**** DATA RECORDS ****

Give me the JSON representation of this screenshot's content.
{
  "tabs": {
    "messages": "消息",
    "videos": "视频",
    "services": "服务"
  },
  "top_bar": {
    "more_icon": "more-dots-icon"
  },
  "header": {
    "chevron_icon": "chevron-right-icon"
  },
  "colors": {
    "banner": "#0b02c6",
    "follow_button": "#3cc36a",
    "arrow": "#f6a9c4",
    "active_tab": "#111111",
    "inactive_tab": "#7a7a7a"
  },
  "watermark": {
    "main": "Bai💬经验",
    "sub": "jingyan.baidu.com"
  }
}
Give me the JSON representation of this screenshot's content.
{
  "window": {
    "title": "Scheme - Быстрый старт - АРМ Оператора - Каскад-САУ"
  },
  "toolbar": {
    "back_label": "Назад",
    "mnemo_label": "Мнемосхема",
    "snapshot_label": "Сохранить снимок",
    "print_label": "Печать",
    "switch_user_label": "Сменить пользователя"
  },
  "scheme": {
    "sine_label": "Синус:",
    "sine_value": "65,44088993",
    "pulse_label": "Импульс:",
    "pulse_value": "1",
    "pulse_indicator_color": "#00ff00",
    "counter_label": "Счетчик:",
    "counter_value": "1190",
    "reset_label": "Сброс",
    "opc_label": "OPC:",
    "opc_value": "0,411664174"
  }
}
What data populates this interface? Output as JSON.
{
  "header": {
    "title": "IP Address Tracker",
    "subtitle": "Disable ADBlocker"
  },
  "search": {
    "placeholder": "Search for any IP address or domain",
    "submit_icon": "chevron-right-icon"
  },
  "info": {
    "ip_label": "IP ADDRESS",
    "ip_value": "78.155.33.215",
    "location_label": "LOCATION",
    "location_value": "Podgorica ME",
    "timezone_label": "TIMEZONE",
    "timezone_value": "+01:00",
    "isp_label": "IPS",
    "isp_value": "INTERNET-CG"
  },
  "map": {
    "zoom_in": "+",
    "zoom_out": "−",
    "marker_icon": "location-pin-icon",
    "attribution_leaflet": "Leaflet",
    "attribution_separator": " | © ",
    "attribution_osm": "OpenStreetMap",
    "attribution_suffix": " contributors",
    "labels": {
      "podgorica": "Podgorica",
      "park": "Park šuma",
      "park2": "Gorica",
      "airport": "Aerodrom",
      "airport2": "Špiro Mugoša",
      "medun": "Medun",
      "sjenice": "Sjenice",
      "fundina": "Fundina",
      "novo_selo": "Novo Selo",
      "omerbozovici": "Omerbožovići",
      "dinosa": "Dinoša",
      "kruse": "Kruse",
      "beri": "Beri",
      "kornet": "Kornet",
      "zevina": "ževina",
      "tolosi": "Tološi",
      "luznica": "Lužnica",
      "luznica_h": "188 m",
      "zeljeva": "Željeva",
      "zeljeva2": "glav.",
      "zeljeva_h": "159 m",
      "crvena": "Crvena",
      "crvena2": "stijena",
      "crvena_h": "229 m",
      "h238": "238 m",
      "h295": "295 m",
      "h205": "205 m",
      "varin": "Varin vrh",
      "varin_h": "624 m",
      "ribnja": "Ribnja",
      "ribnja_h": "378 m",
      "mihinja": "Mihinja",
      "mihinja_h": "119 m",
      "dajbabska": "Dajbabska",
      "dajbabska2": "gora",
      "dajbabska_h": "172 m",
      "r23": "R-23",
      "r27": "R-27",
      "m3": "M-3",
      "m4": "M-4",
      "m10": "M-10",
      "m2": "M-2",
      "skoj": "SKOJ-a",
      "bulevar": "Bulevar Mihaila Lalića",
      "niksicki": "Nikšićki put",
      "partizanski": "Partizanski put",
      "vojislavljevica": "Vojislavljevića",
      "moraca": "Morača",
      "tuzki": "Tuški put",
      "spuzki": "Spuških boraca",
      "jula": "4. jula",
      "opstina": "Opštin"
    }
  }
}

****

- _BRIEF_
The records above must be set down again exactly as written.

- _RESPONSE AREA_
Give me the JSON representation of this screenshot's content.
{
  "tabs": {
    "messages": "消息",
    "videos": "视频",
    "services": "服务"
  },
  "top_bar": {
    "more_icon": "more-dots-icon"
  },
  "header": {
    "chevron_icon": "chevron-right-icon"
  },
  "colors": {
    "banner": "#0b02c6",
    "follow_button": "#3cc36a",
    "arrow": "#f6a9c4",
    "active_tab": "#111111",
    "inactive_tab": "#7a7a7a"
  },
  "watermark": {
    "main": "Bai💬经验",
    "sub": "jingyan.baidu.com"
  }
}
Give me the JSON representation of this screenshot's content.
{
  "window": {
    "title": "Scheme - Быстрый старт - АРМ Оператора - Каскад-САУ"
  },
  "toolbar": {
    "back_label": "Назад",
    "mnemo_label": "Мнемосхема",
    "snapshot_label": "Сохранить снимок",
    "print_label": "Печать",
    "switch_user_label": "Сменить пользователя"
  },
  "scheme": {
    "sine_label": "Синус:",
    "sine_value": "65,44088993",
    "pulse_label": "Импульс:",
    "pulse_value": "1",
    "pulse_indicator_color": "#00ff00",
    "counter_label": "Счетчик:",
    "counter_value": "1190",
    "reset_label": "Сброс",
    "opc_label": "OPC:",
    "opc_value": "0,411664174"
  }
}
What data populates this interface? Output as JSON.
{
  "header": {
    "title": "IP Address Tracker",
    "subtitle": "Disable ADBlocker"
  },
  "search": {
    "placeholder": "Search for any IP address or domain",
    "submit_icon": "chevron-right-icon"
  },
  "info": {
    "ip_label": "IP ADDRESS",
    "ip_value": "78.155.33.215",
    "location_label": "LOCATION",
    "location_value": "Podgorica ME",
    "timezone_label": "TIMEZONE",
    "timezone_value": "+01:00",
    "isp_label": "IPS",
    "isp_value": "INTERNET-CG"
  },
  "map": {
    "zoom_in": "+",
    "zoom_out": "−",
    "marker_icon": "location-pin-icon",
    "attribution_leaflet": "Leaflet",
    "attribution_separator": " | © ",
    "attribution_osm": "OpenStreetMap",
    "attribution_suffix": " contributors",
    "labels": {
      "podgorica": "Podgorica",
      "park": "Park šuma",
      "park2": "Gorica",
      "airport": "Aerodrom",
      "airport2": "Špiro Mugoša",
      "medun": "Medun",
      "sjenice": "Sjenice",
      "fundina": "Fundina",
      "novo_selo": "Novo Selo",
      "omerbozovici": "Omerbožovići",
      "dinosa": "Dinoša",
      "kruse": "Kruse",
      "beri": "Beri",
      "kornet": "Kornet",
      "zevina": "ževina",
      "tolosi": "Tološi",
      "luznica": "Lužnica",
      "luznica_h": "188 m",
      "zeljeva": "Željeva",
      "zeljeva2": "glav.",
      "zeljeva_h": "159 m",
      "crvena": "Crvena",
      "crvena2": "stijena",
      "crvena_h": "229 m",
      "h238": "238 m",
      "h295": "295 m",
      "h205": "205 m",
      "varin": "Varin vrh",
      "varin_h": "624 m",
      "ribnja": "Ribnja",
      "ribnja_h": "378 m",
      "mihinja": "Mihinja",
      "mihinja_h": "119 m",
      "dajbabska": "Dajbabska",
      "dajbabska2": "gora",
      "dajbabska_h": "172 m",
      "r23": "R-23",
      "r27": "R-27",
      "m3": "M-3",
      "m4": "M-4",
      "m10": "M-10",
      "m2": "M-2",
      "skoj": "SKOJ-a",
      "bulevar": "Bulevar Mihaila Lalića",
      "niksicki": "Nikšićki put",
      "partizanski": "Partizanski put",
      "vojislavljevica": "Vojislavljevića",
      "moraca": "Morača",
      "tuzki": "Tuški put",
      "spuzki": "Spuških boraca",
      "jula": "4. jula",
      "opstina": "Opštin"
    }
  }
}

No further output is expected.